BEGIN

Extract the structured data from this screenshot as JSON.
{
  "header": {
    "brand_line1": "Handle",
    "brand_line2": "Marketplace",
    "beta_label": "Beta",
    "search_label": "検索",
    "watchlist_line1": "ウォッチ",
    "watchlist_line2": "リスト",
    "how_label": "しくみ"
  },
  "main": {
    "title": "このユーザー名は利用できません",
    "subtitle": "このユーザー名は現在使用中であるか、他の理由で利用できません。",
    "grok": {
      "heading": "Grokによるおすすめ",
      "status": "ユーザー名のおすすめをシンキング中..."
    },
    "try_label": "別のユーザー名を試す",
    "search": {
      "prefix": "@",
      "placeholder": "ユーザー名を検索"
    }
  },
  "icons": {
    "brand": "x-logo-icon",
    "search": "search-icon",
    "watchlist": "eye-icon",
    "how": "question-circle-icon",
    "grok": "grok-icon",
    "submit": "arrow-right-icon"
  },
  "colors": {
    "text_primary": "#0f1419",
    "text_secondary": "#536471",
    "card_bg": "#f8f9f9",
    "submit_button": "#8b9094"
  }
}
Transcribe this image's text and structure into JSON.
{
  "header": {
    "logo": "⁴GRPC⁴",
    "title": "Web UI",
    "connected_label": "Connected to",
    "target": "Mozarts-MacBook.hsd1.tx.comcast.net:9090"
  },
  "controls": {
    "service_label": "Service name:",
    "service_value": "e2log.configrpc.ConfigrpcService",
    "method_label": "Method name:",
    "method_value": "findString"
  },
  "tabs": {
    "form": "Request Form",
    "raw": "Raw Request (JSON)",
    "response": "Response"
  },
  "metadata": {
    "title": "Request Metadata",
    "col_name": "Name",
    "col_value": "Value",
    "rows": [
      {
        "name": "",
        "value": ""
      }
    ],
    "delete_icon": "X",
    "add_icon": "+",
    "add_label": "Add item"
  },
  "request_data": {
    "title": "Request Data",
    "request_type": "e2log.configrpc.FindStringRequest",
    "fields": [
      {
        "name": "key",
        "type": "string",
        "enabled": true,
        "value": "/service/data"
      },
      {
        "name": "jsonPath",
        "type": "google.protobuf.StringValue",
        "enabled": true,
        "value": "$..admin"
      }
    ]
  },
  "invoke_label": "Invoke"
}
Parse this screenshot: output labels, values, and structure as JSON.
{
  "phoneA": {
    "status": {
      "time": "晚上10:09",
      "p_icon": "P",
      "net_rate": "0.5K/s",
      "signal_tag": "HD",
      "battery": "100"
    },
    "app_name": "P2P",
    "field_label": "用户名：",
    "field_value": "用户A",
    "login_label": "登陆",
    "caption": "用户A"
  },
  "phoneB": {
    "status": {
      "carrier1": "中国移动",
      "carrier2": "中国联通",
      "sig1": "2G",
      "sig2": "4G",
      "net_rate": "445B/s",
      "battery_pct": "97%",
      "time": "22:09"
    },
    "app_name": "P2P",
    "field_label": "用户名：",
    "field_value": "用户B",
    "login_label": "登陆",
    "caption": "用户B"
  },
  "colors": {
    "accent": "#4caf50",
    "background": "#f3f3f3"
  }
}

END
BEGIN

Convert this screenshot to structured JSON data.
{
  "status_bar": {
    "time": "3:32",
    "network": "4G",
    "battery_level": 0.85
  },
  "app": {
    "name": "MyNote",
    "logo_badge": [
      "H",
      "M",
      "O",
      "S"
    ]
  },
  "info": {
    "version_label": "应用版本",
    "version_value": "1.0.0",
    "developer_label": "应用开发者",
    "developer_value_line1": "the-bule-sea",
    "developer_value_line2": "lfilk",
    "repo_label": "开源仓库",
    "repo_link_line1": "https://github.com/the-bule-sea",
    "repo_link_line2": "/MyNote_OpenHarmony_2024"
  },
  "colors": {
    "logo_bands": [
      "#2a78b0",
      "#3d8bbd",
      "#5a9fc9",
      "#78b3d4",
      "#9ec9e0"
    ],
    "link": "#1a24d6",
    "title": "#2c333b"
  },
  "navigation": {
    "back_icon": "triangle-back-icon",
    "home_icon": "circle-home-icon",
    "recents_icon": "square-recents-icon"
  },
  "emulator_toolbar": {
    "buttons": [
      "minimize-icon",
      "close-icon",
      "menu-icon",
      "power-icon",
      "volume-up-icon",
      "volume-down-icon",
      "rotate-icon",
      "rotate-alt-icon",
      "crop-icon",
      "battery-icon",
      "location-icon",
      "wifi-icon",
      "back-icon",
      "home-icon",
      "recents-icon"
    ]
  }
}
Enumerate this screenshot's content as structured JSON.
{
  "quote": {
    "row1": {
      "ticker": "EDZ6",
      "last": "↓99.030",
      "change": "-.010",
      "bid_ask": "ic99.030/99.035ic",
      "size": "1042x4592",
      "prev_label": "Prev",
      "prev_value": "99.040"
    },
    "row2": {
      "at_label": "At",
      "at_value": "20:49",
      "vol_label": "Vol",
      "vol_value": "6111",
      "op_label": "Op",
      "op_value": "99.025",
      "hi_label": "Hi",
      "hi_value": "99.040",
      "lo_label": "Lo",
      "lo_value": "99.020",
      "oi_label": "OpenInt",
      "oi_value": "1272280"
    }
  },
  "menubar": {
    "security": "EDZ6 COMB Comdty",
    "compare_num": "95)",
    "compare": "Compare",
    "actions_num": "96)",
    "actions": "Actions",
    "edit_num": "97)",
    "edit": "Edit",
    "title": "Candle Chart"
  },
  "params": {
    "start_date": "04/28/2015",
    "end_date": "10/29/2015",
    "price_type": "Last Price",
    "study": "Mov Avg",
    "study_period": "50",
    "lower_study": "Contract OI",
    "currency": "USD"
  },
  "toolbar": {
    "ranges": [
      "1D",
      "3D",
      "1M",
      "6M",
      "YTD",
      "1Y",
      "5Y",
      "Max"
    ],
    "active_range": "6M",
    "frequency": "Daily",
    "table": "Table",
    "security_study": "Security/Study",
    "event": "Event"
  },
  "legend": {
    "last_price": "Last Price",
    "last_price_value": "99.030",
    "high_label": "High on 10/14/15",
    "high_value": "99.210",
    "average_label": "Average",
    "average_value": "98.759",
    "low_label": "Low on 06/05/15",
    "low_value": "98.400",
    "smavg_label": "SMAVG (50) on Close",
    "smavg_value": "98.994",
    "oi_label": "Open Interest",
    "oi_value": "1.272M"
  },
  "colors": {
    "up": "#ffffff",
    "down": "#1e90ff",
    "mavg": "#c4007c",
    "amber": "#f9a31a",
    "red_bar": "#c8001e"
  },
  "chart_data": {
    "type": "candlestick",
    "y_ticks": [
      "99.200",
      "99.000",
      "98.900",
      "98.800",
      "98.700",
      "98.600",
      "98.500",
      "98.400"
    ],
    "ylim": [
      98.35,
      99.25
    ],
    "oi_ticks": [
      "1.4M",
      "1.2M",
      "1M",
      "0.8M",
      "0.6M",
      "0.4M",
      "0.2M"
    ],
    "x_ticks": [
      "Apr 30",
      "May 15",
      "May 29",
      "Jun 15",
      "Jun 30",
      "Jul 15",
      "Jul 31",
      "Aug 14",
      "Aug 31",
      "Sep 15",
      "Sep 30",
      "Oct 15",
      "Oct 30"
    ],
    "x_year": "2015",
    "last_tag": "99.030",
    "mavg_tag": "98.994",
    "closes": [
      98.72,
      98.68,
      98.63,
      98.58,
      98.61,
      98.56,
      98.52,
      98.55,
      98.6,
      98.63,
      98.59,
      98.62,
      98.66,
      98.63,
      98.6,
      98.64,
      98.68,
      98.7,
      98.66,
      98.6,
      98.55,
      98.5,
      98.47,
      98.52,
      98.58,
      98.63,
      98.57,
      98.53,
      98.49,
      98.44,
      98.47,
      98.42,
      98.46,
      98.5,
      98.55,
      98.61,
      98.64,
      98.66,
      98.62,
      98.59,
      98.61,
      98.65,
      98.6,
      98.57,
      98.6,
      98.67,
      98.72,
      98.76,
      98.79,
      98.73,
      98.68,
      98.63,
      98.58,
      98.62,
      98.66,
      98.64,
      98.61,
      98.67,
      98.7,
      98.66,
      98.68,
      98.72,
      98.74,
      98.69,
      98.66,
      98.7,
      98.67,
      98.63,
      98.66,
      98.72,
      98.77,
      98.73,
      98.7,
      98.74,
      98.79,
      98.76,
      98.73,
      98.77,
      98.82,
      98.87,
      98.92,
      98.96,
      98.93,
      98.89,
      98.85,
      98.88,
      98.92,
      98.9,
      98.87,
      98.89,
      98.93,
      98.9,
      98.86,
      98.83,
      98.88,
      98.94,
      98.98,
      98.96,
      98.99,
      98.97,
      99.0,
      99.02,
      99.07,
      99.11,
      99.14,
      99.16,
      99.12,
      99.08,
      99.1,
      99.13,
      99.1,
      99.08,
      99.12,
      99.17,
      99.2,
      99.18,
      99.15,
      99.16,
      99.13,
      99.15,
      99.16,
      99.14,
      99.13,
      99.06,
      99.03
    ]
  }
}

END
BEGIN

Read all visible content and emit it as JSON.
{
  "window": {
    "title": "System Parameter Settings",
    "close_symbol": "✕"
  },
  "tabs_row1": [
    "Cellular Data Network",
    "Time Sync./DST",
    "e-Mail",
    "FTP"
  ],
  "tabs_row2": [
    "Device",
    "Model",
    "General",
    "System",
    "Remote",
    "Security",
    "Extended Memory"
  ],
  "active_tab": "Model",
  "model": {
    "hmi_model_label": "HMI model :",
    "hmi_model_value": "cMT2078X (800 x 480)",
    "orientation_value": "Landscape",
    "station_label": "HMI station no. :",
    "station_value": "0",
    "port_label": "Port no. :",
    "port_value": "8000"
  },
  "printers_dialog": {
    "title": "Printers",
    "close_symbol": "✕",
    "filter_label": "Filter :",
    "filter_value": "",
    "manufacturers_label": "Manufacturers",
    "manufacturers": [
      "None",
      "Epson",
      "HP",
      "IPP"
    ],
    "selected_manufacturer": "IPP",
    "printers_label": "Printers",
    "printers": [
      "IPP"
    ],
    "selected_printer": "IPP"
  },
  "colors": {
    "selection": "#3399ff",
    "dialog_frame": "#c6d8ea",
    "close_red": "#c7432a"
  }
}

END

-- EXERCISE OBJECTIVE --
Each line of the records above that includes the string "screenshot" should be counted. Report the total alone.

-- FINISHED EXERCISE --
4